COA reverses, affirms damages for couple over well drilling dispute

A split Court of Appeals of Indiana sorted out a dispute between a Northern Indiana couple and a well-drilling company in a 48-page opinion Friday, reversing some of the damages awarded to the pair but affirming most all others.

In 2018, Robert and Cindy Willis of Lafayette asked for a second opinion about their well pump from Dilden Brothers Inc. after a valve began leaking. A representative from Dilden told Robert he needed work done, but the homeowner said he wanted to think about it.

However, Dilden Brothers came back and allegedly replaced the well pump and other plumbing without the consent of the homeowners.

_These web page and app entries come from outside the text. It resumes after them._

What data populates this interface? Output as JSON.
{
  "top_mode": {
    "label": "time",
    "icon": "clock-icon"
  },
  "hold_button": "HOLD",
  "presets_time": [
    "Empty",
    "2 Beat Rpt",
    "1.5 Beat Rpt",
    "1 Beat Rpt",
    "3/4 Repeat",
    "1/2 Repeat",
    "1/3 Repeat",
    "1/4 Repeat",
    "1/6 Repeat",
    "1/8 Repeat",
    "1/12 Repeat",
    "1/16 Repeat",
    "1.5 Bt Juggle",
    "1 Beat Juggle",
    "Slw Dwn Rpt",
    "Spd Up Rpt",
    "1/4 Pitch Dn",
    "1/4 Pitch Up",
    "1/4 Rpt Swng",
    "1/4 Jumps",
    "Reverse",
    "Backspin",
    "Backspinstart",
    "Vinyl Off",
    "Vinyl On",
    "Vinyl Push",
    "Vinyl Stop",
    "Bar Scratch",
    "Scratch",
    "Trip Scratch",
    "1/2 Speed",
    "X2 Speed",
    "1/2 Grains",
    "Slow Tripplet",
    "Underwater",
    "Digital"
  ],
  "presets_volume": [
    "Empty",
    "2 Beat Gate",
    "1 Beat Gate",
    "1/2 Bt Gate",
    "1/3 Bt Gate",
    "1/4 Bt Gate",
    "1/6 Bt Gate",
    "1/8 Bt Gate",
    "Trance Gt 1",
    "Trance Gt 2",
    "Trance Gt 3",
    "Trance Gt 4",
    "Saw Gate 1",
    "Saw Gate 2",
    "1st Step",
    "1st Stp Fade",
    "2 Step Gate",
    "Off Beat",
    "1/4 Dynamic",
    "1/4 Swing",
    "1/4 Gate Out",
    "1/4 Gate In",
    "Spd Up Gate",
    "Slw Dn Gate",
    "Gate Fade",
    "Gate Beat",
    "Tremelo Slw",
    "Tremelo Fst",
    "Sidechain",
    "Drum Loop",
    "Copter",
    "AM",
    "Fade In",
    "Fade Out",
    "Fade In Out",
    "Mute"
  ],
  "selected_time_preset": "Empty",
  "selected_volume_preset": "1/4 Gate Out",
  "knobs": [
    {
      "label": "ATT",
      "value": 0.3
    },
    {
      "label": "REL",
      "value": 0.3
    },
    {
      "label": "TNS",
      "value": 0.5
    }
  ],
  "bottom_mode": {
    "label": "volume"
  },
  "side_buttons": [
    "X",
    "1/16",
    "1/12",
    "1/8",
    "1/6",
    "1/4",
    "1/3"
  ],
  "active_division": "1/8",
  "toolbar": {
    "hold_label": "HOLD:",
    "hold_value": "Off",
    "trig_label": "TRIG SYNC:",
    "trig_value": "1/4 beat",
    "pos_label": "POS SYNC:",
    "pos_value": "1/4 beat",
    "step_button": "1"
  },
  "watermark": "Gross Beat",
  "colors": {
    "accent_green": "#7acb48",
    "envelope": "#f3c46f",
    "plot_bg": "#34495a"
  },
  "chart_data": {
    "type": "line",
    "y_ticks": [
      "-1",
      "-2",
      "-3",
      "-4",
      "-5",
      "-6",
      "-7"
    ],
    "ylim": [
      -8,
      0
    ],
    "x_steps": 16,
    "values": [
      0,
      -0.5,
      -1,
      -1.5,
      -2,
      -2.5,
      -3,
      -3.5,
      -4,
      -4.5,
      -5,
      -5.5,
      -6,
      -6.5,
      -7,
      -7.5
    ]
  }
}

The company later filed a complaint against the Willises in small claims court, seeking $3,254.74 plus $232.74 in interest and $600 in attorney fees. Dilden obtained a dismissal with prejudice of its action against the Willises in January 2019, but no financial resolution was reached.

The Willises then filed a four-count complaint against Dilden Brothers alleging the company’s employees violated several consumer protection statutes by doing work without their consent and without a written contract and by attempting to collect an invalid debt. The counts included:

  • Count 1: Alleging Dilden violated Indiana Code Chapter 24-4.6-6, which allows a senior consumer to bring an action against a person who knowingly and by deception or intimidation obtains control over the property of the consumer.
  • Count 2: Allegiing Dilden violated Indiana Code Section 34-24-3-1 by knowingly or intentionally exerting unauthorized control over their property, including the pump, tank and “associated plumbing.”
  • Count 3: Alleging Dilden violated Indiana Code Chapter 24-5-0.5 by committing various “deceptive acts.”
    Count 4: Alleging Dilden violated Indiana Code Chapter 24-5-11 by failing to provide them with a completed real property improvement contract as required by Indiana Code Section 24-5-11-10.

Dilden filed a motion for partial summary judgment on Count 4, which the Tippecanoe Circuit Court granted. After a trial, the jury ruled in favor of the Willises and awarded them damages on all counts, including $115,000 on Count 4.

Dilden then filed a motion to correct error as to Counts 2 and 4, alleging the damages were excessive. Based on its concern that the jury improperly included attorney fees in its damages award on Count 4, the trial court vacated that award sua sponte and denied Dilden’s motion to correct error.

The Willises then filed a motion for recusal, which the trial court also denied.

After a bench trial on statutory damages and attorney fees, the trial court awarded the Willises additional damages on Counts 1 and 3, $15,000 in damages on Count 4 and over $103,000 in attorney fees.

On appeal, the Willises argued the trial court erred in vacating the jury’s damages award on Count 4, in granting partial summary judgment for Dilden on that count, in denying their motion for recusal and in determining the amount of the attorney fees award. Dilden cross-appealed, arguing the trial court erred in denying its motion to correct error as to Count 2 and in awarding damages on Counts 3 and 4.

On Count 3, the Court of Appeals reversed. While it found the trial court didn’t abuse its discretion in awarding damages for an incurable deceptive act to Robert, it did abuse its discretion in awarding damages for an uncured deceptive act to Cindy.

Regarding Count 4, the COA determined the trial court abused its discretion in impeaching the jury’s verdict based on the juror’s comment about attorney fees, but it did not abuse its discretion in reducing the award to $15,000, affirming the damages award.

Count 1 was summarily affirmed by the COA, and the appellate court also affirmed the trial court didn’t err in denying Dilden’s motion to correct as to Count 2. Additionally, the COA found the trial court didn’t abuse its discretion in denying the Willises’ motion for recusal or in determining the amount of the attorney fees award.

Judge L. Mark Bailey concurred in part and dissented in part from the majority opinion.

“I respectfully dissent with respect to the award under the Crime Victim’s Relief Act. With respect to the Home Improvement Contracts Act claim … I believe that an award of statutory damages for failure to produce a written contract is warranted, however, I believe that damages in excess of this amount are unsupported by the law and the evidence,” Bailey wrote. “As for damage awards under the Senior Consumer Protection Act … and the Deceptive Consumer Sales Act … I concur in the result reached by the majority.”

The case is Robert D. Willis and Cindy L Willis v. Dilden Brothers Inc., 21A-CT-378.

Please enable JavaScript to view this content.

{{ articles_remaining }}
Free {{ article_text }} Remaining
{{ articles_remaining }}
Free {{ article_text }} Remaining Article limit resets on
{{ count_down }}